[Required work] Each line of the records that holds "JSON" should be shown in full.

[Record extracts]
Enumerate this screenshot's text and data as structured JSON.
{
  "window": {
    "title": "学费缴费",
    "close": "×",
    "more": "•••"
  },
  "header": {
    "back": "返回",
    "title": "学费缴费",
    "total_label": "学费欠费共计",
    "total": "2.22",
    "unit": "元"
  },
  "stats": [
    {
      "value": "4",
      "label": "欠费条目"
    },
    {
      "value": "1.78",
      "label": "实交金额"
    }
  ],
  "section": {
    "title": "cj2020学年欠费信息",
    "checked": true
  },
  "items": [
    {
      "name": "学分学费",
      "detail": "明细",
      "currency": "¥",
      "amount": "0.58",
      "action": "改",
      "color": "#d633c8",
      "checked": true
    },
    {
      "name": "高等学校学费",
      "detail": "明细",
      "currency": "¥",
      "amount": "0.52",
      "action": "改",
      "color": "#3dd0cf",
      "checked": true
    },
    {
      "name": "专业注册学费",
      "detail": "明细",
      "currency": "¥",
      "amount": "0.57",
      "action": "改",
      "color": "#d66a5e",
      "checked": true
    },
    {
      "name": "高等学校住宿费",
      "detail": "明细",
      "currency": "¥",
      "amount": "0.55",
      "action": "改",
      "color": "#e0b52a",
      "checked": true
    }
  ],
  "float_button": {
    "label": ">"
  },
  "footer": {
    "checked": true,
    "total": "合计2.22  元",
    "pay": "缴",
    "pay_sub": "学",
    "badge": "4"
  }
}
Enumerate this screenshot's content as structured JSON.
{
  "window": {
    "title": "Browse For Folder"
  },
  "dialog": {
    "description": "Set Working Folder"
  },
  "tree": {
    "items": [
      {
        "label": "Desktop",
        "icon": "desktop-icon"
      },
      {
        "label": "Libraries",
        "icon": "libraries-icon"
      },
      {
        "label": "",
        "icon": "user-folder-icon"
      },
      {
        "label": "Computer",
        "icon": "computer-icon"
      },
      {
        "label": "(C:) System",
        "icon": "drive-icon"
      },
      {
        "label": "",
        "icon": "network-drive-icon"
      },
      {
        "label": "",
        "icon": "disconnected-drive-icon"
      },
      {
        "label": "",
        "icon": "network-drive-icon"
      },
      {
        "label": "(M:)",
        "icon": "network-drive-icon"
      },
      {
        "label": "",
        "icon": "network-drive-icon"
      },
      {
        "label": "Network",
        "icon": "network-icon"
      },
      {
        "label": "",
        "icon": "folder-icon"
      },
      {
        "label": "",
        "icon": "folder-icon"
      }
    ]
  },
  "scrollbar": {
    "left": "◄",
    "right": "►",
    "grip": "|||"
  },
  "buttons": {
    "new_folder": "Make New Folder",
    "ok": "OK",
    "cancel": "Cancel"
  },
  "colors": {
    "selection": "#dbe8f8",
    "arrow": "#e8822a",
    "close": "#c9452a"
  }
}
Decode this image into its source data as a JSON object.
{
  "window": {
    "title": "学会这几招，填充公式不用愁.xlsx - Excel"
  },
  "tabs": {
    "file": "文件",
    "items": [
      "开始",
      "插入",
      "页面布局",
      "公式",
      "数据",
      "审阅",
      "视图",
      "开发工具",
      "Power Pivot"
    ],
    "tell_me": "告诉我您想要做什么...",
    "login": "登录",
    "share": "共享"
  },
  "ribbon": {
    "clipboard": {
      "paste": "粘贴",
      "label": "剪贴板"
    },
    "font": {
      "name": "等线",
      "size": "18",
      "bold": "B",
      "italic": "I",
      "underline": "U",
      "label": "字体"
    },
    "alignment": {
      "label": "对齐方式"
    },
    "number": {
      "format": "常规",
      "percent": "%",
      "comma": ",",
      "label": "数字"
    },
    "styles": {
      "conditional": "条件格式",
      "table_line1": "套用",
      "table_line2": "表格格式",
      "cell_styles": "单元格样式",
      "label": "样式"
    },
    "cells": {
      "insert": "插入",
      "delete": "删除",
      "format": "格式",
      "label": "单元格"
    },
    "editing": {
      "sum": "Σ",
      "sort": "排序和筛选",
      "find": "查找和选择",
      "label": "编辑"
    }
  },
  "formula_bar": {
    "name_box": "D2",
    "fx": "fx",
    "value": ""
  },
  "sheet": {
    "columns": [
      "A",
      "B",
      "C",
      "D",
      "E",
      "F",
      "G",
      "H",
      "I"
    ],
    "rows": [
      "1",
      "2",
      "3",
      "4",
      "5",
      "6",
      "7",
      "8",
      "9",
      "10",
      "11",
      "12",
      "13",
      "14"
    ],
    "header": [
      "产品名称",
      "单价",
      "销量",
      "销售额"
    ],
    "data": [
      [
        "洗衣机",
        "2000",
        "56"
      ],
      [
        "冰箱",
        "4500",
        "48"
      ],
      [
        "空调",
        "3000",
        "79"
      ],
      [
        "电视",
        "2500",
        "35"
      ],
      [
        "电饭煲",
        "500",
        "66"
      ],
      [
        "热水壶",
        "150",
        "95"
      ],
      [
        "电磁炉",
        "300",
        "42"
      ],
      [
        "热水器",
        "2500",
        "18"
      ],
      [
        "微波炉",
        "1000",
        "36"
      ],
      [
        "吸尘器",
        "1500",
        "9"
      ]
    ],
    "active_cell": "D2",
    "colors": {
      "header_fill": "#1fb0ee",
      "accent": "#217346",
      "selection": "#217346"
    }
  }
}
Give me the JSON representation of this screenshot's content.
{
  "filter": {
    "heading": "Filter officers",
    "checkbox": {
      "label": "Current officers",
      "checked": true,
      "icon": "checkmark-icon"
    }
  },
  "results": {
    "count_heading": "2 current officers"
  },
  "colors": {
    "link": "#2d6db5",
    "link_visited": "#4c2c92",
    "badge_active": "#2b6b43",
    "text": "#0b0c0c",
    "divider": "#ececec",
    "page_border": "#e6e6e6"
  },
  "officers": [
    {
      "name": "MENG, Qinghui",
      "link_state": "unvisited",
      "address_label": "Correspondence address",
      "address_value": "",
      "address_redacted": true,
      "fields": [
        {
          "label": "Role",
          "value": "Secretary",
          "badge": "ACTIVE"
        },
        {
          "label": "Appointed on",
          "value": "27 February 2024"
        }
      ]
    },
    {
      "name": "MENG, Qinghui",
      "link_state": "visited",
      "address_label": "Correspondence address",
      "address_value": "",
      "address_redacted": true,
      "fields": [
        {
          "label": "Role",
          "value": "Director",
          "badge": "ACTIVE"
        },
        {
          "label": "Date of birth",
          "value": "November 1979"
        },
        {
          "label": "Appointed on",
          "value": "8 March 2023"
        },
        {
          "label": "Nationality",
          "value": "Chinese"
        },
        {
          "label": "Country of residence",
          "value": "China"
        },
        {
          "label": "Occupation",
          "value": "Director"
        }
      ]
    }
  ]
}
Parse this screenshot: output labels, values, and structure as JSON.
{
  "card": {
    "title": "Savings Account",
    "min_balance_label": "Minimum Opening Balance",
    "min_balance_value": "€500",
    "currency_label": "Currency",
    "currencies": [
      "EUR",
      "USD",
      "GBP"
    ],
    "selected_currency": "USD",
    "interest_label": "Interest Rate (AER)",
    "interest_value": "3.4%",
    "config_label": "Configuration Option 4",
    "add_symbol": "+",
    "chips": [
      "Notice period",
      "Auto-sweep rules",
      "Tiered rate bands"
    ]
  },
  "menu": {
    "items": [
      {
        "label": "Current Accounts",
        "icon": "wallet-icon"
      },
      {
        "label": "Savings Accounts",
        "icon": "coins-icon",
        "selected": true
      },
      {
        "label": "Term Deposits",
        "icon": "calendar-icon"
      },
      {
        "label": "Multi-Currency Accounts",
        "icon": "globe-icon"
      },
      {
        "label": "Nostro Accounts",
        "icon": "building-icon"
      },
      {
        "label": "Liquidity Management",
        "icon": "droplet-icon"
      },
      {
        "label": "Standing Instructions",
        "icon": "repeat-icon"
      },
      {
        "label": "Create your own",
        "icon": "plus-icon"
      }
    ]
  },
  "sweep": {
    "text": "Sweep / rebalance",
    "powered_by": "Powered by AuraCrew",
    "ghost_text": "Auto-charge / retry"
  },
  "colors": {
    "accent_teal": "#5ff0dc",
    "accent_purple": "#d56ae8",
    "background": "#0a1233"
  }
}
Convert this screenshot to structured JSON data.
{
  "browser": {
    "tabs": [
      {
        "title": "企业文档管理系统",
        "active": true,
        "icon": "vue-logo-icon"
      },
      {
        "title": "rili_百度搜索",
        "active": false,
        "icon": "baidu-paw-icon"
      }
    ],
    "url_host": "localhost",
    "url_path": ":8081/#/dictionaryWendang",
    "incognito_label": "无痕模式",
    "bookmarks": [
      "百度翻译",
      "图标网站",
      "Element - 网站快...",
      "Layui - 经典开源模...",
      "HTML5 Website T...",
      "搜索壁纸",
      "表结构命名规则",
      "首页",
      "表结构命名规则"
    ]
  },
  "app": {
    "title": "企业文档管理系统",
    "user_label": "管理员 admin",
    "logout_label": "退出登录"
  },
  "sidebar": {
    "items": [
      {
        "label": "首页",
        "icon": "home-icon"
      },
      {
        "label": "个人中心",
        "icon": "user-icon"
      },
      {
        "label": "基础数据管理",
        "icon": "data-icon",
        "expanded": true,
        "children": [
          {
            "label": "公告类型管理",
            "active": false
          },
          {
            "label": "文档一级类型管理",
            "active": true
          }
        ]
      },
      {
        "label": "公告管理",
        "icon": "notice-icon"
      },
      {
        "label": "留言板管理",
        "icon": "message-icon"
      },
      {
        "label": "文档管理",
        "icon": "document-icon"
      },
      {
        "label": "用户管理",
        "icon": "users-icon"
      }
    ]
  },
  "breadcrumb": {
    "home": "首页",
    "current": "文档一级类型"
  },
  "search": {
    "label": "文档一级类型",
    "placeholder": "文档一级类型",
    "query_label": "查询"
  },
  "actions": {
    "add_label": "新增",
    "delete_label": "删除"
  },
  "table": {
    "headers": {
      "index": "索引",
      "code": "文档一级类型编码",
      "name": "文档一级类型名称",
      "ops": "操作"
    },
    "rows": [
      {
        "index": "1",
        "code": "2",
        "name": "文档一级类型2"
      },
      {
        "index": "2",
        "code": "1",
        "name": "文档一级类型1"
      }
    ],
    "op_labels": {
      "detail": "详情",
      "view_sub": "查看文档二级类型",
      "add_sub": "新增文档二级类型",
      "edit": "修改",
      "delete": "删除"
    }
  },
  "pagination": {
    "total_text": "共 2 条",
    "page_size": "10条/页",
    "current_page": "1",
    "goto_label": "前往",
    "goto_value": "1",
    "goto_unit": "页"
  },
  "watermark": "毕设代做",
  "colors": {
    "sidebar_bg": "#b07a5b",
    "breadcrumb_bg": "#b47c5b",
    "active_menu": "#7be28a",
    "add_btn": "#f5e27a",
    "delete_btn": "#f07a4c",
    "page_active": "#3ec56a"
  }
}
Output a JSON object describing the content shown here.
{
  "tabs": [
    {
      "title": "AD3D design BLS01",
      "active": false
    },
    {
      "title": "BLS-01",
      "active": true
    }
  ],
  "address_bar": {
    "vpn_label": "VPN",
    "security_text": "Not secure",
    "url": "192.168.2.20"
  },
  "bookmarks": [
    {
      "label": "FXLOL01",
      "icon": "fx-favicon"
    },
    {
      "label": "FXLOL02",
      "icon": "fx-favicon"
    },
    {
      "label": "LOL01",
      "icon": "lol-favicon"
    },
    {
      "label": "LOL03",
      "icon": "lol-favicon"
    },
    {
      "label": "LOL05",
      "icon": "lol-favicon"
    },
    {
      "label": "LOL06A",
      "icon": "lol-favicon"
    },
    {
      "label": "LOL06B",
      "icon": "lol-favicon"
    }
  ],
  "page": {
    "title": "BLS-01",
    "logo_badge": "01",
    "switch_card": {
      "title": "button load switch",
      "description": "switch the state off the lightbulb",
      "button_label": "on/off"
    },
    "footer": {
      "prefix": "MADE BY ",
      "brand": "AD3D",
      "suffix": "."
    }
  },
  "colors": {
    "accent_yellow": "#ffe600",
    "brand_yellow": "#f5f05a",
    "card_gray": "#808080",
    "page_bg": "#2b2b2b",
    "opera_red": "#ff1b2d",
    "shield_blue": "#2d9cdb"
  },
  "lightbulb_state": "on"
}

[Task solution]
Enumerate this screenshot's text and data as structured JSON.
Enumerate this screenshot's content as structured JSON.
Decode this image into its source data as a JSON object.
Give me the JSON representation of this screenshot's content.
Parse this screenshot: output labels, values, and structure as JSON.
Convert this screenshot to structured JSON data.
Output a JSON object describing the content shown here.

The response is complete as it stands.